Got a last minute call from my editor: want to cover the clarinet concert at Menlo? My clarinetist friend was out of town, so lacking time for anything else I went by myself, finding that in fact the press tickets had to be organized at the door, and this after the overhead sign at the ticket table clocked me in the head.
I was a little nervous that, of 7 pieces on the program, I was only sure that I'd ever heard two before, but I figured that not many others would have heard many either. They all turned out witty and lively - my eventual seatmate had never heard of Paul Schoenfield before, but I had, and on being asked what to expect I said "If you think that Bartók piece sizzled, this one will burn your skin off."
This was important for a reason beyond what I got into in the review. Menlo poses as a kind of temple of chamber music, and an air of solemn worship of Greatness tends to suffuse the place. Fortunately the performances are usually very good, because when they aren't there's nothing left but a stuffy smell.

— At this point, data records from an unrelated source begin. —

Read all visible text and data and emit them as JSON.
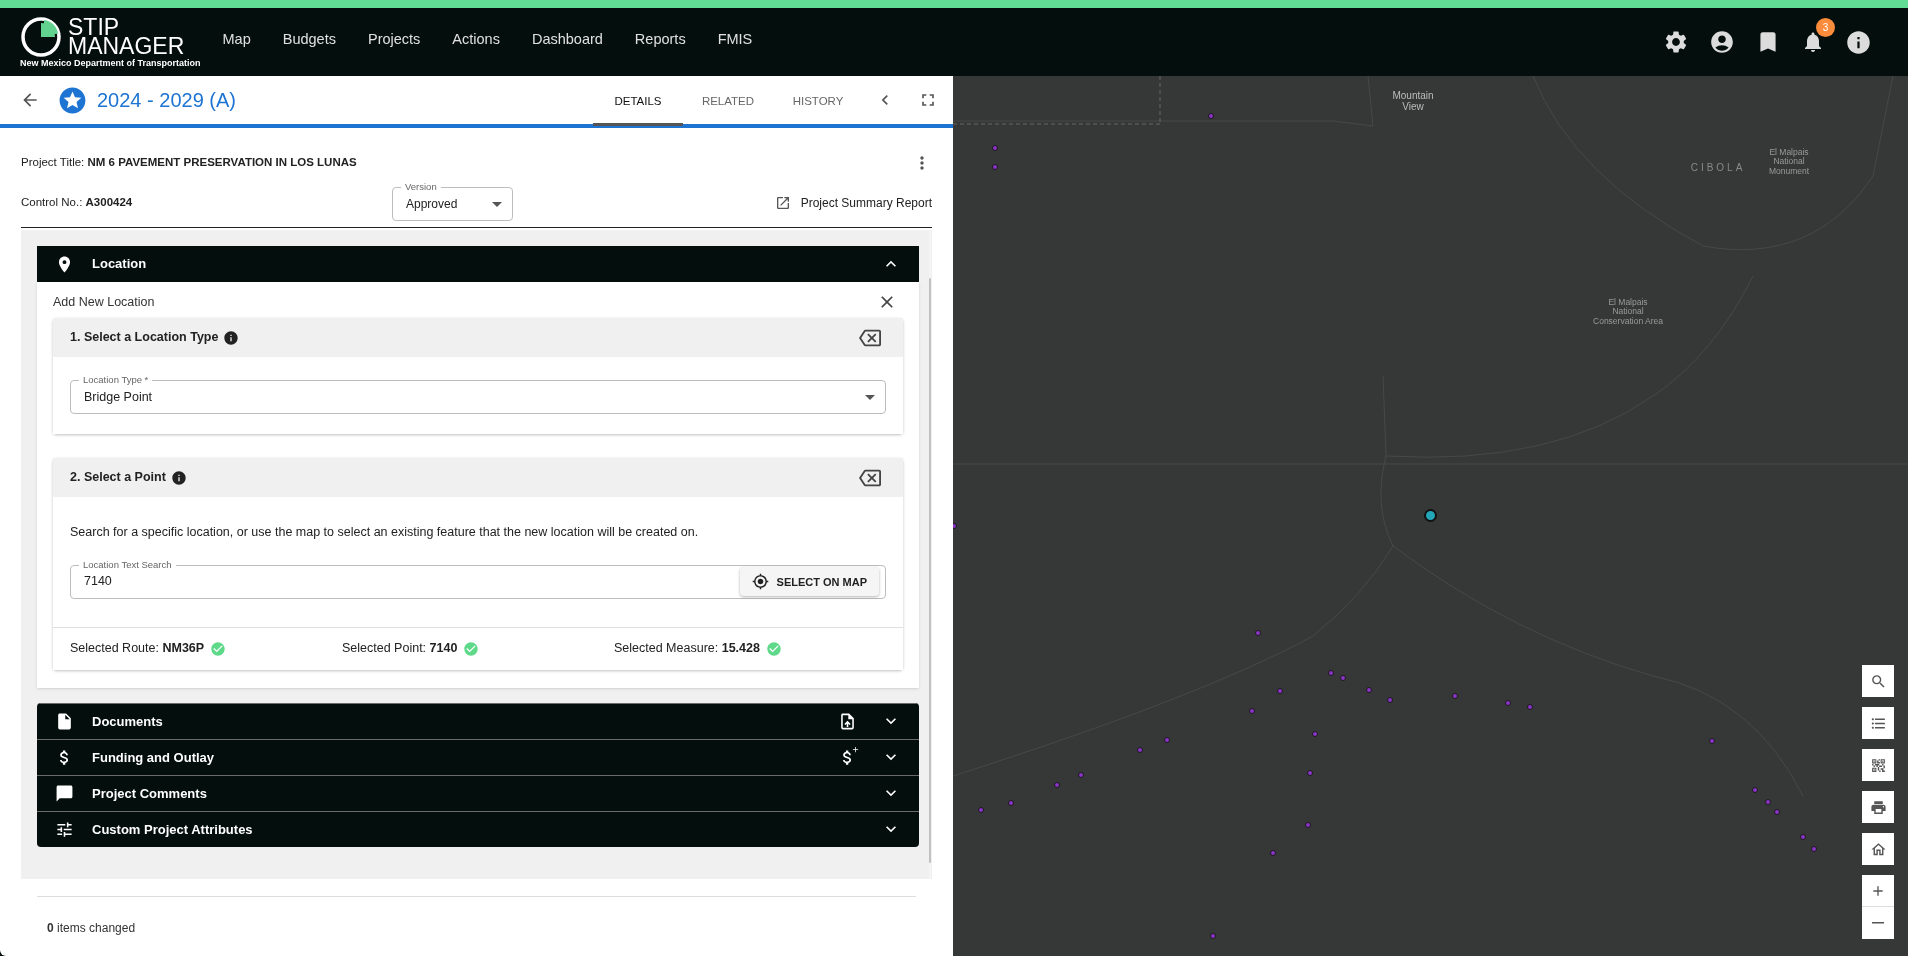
{
  "header": {
    "logo_line_1": "STIP",
    "logo_line_2": "MANAGER",
    "logo_subtitle": "New Mexico Department of Transportation",
    "nav": [
      {
        "label": "Map"
      },
      {
        "label": "Budgets"
      },
      {
        "label": "Projects"
      },
      {
        "label": "Actions"
      },
      {
        "label": "Dashboard"
      },
      {
        "label": "Reports"
      },
      {
        "label": "FMIS"
      }
    ],
    "notification_count": "3"
  },
  "project_bar": {
    "title": "2024 - 2029 (A)",
    "tabs": [
      {
        "label": "DETAILS",
        "selected": true
      },
      {
        "label": "RELATED",
        "selected": false
      },
      {
        "label": "HISTORY",
        "selected": false
      }
    ]
  },
  "project": {
    "title_label": "Project Title:",
    "title_value": "NM 6 PAVEMENT PRESERVATION IN LOS LUNAS",
    "control_label": "Control No.:",
    "control_value": "A300424",
    "version": {
      "label": "Version",
      "value": "Approved"
    },
    "report_link": "Project Summary Report"
  },
  "sections": [
    {
      "kind": "location",
      "title": "Location",
      "expanded": true
    },
    {
      "kind": "documents",
      "title": "Documents",
      "expanded": false
    },
    {
      "kind": "funding",
      "title": "Funding and Outlay",
      "expanded": false
    },
    {
      "kind": "comments",
      "title": "Project Comments",
      "expanded": false
    },
    {
      "kind": "attributes",
      "title": "Custom Project Attributes",
      "expanded": false
    }
  ],
  "location_form": {
    "heading": "Add New Location",
    "step_1": {
      "title": "1. Select a Location Type",
      "field_label": "Location Type *",
      "field_value": "Bridge Point"
    },
    "step_2": {
      "title": "2. Select a Point",
      "hint": "Search for a specific location, or use the map to select an existing feature that the new location will be created on.",
      "field_label": "Location Text Search",
      "field_value": "7140",
      "button": "SELECT ON MAP",
      "results": [
        {
          "label": "Selected Route:",
          "value": "NM36P"
        },
        {
          "label": "Selected Point:",
          "value": "7140"
        },
        {
          "label": "Selected Measure:",
          "value": "15.428"
        }
      ]
    }
  },
  "footer": {
    "count": "0",
    "text": "items changed"
  },
  "map": {
    "labels": [
      {
        "kind": "place",
        "text": "Mountain View"
      },
      {
        "kind": "region",
        "text": "CIBOLA"
      },
      {
        "kind": "park",
        "text": "El Malpais National Monument"
      },
      {
        "kind": "park",
        "text": "El Malpais National Conservation Area"
      }
    ]
  }
}
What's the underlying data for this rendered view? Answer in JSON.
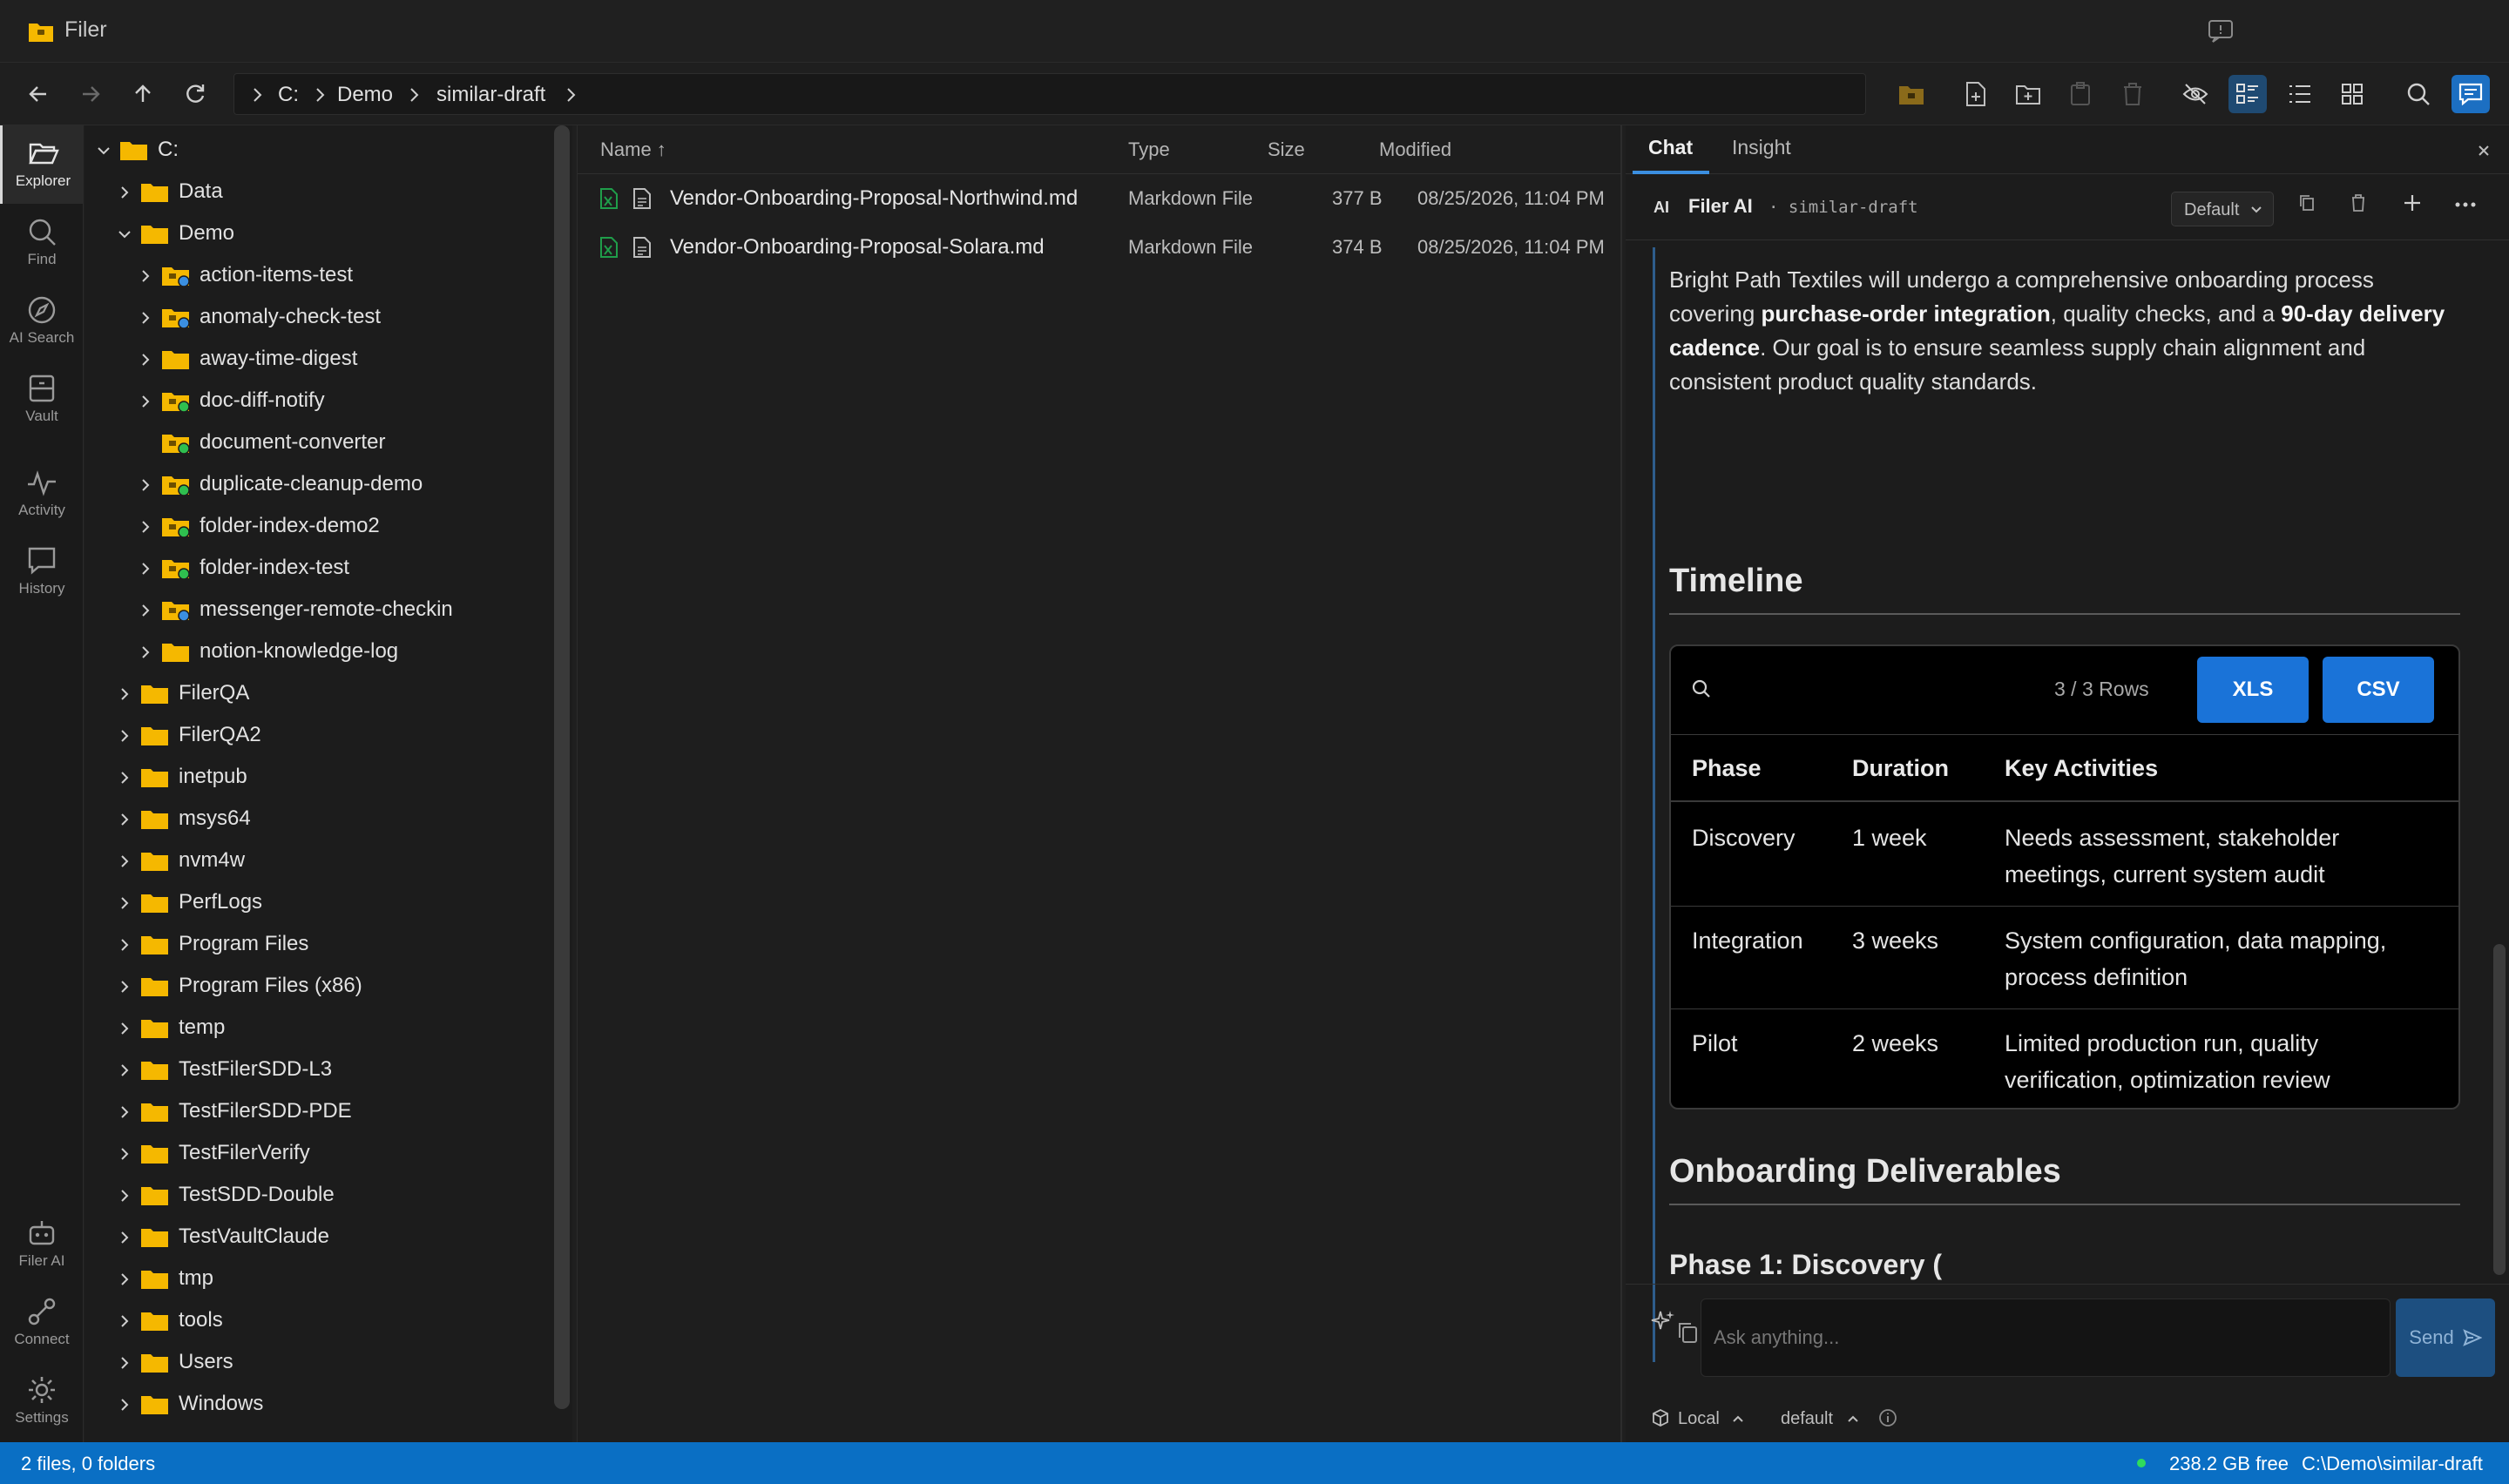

That's why it's so interesting, as well as a little out of character, that Menlo should have chosen these pieces and not, say, one of the Brahms clarinet sonatas, which would have been more typical of them and which would have totally altered this concert's character, not to mention dampen its irrepressibility.